PROLOGUE.
_As Country Squire, who yet had never known
The long-expected Joy of being in Town;
Whose careful Parents scarce permitted Heir
To ride from home, unless to neighbouring Fair;
At last by happy Chance is hither led,
To purchase Clap with loss of Maidenhead;
Turns wondrous gay, bedizen'd to Excess;
Till he is all Burlesque in Mode and Dress:
Learns to talk loud in Pit, grows wily too,
That is to say, makes mighty Noise and Show.
So a young Poet, who had never been
Dabling beyond the Height of Ballading;
Who, in his brisk Essays, durst ne'er excel
The lucky Flight of rhyming Doggerel,
Sets up with this sufficient Stock on Stage,
And has, perchance, the luck to please the Age.
He draws you in, like cozening Citizen;
Cares not how bad the Ware, so Shop be fine.As tawdry Gown and Petticoat gain more
(Tho on a dull diseas'd ill-favour'd Whore)
Than prettier Frugal, tho on Holy-day, |
When every City-Spark has leave to play_, |
—Damn her, she must be sound, she is so gay; |
So let the Scenes be fine, you'll ne'er enquire
For Sense, but lofty Flights in nimble Wire.
—What we present to Day is none of these,
But we cou'd wish it were, for we wou'd please,
And that you'll swear we hardly meant to do:
Yet here's no Sense; Pox on't, but here's no Show;
But a plain Story, that will give a Taste
Of what your Grandsires lov'd i'th' Age that's past.
DRAMATIS PERSONAE.
MEN.
Lord Plotwell. Bellmour, Nephew to the Lord
Plotwell, contracted to Celinda. Charles, Brother to
Bellmour. Friendlove, Brother to Celinda, in love
with Diana. Sir Timothy Tawdrey, a Fop-Knight,
design'd to marry Celinda. Sham, | Hangers on to
Sir Timothy. Sharp, | Trusty, An old Steward to
Bellmour's Family. Page to Bellmour. Page to Lord
Plotwell. Sir Timothy's Page. Guests, Dancers,
Fiddlers, and Servants.
WOMEN.The Lady Diana, Niece to the Lord Plotwell.
Celinda, Sister to Friendlove, contracted to
Bellmour.
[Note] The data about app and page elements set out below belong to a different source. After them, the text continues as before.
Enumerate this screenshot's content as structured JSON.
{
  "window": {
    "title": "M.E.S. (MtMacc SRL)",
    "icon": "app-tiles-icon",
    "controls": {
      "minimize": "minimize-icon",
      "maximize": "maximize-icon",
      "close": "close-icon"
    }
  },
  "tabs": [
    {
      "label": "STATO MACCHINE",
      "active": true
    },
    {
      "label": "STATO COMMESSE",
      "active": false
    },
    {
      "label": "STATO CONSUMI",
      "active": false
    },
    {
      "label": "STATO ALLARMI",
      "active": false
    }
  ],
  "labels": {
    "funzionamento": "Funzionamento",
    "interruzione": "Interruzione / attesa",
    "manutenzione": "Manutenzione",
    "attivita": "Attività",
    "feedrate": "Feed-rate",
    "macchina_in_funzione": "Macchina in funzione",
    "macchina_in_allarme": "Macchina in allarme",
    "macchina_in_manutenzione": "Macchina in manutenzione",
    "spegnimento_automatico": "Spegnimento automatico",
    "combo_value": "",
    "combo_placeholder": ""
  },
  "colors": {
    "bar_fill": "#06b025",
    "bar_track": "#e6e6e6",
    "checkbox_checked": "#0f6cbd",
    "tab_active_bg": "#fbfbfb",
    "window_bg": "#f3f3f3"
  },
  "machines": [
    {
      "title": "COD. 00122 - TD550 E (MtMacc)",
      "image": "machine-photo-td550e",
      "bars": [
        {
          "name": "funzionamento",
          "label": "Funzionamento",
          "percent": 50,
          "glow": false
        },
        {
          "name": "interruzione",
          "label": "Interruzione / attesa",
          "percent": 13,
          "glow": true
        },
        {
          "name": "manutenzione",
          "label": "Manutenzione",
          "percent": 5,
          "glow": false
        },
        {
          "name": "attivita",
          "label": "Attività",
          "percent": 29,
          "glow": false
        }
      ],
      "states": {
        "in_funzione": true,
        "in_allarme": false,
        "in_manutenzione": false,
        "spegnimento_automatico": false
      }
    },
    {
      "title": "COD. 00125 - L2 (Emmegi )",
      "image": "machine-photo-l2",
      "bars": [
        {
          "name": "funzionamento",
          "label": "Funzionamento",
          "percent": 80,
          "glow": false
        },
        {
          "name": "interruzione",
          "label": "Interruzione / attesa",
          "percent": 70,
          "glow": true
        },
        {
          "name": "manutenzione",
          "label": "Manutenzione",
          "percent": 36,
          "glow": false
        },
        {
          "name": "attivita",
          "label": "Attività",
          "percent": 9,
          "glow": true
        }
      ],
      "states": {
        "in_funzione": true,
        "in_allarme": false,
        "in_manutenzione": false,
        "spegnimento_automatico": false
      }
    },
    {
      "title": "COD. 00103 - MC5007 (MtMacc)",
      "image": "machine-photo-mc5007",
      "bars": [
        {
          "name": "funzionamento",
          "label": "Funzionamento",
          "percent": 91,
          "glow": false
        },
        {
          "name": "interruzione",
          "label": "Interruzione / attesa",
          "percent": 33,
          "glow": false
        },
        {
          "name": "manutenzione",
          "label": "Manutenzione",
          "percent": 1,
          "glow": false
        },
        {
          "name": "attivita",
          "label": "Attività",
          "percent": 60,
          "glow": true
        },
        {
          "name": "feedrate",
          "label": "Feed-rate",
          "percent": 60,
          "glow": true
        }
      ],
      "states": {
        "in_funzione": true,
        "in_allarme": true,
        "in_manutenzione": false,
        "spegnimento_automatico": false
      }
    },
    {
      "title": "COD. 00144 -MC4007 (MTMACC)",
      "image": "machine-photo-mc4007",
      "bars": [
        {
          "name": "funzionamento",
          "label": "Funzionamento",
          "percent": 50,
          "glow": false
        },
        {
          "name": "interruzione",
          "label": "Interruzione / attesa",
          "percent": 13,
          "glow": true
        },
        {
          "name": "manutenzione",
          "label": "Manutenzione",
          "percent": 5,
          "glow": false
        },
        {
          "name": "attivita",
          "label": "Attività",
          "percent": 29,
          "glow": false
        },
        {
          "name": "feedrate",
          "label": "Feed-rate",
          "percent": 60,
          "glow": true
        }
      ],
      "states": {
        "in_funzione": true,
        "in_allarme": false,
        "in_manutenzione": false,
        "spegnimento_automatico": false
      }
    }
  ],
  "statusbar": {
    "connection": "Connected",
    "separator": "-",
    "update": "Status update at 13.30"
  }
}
Phillis, Sister to Bellmour. Betty Flauntit,
kept by Sir Timothy. Driver, A Bawd. Jenny, | Two
Whores Doll, | Nurse, Ladies and Guests.
SCENE, Covent-Garden.ACT I.
SCENE I. The Street.
Enter Sir Timothy Tawdrey, Sham, and Sharp.
Sir Tim. Hereabouts is the House wherein dwells
the Mistress of my Heart; for she has Money,
Boys, mind me, Money in abundance, or she were
not for me—The Wench her self is good-natur'd,
and inclin'd to be civil: but a Pox on't—she has a
Brother, a conceited Fellow, whom the World
mistakes for a fine Gentleman; for he has travell'd,
talks Languages, bows with a bonne mine, and the
rest; but, by Fortune, he shall entertain you with
nothing but Words—
Sham. Nothing else!—
Sir Tim. No—He's no Country-Squire, Gentlemen,
will not game, whore; nay, in my Conscience, you
will hardly get your selves drunk in his Company—
He treats A-la-mode, half Wine, half Water, and
the rest—But to the Business, this Fellow loves his
Sister dearly, and will not trust her in this leud
Town, as he calls it, without him; and hither he has
brought her to marry me.
Sham. A Pox upon him for his Pains—
Sir Tim. So say I—But my Comfort is, I shall be as
weary of her, as the best Husband of 'em all. But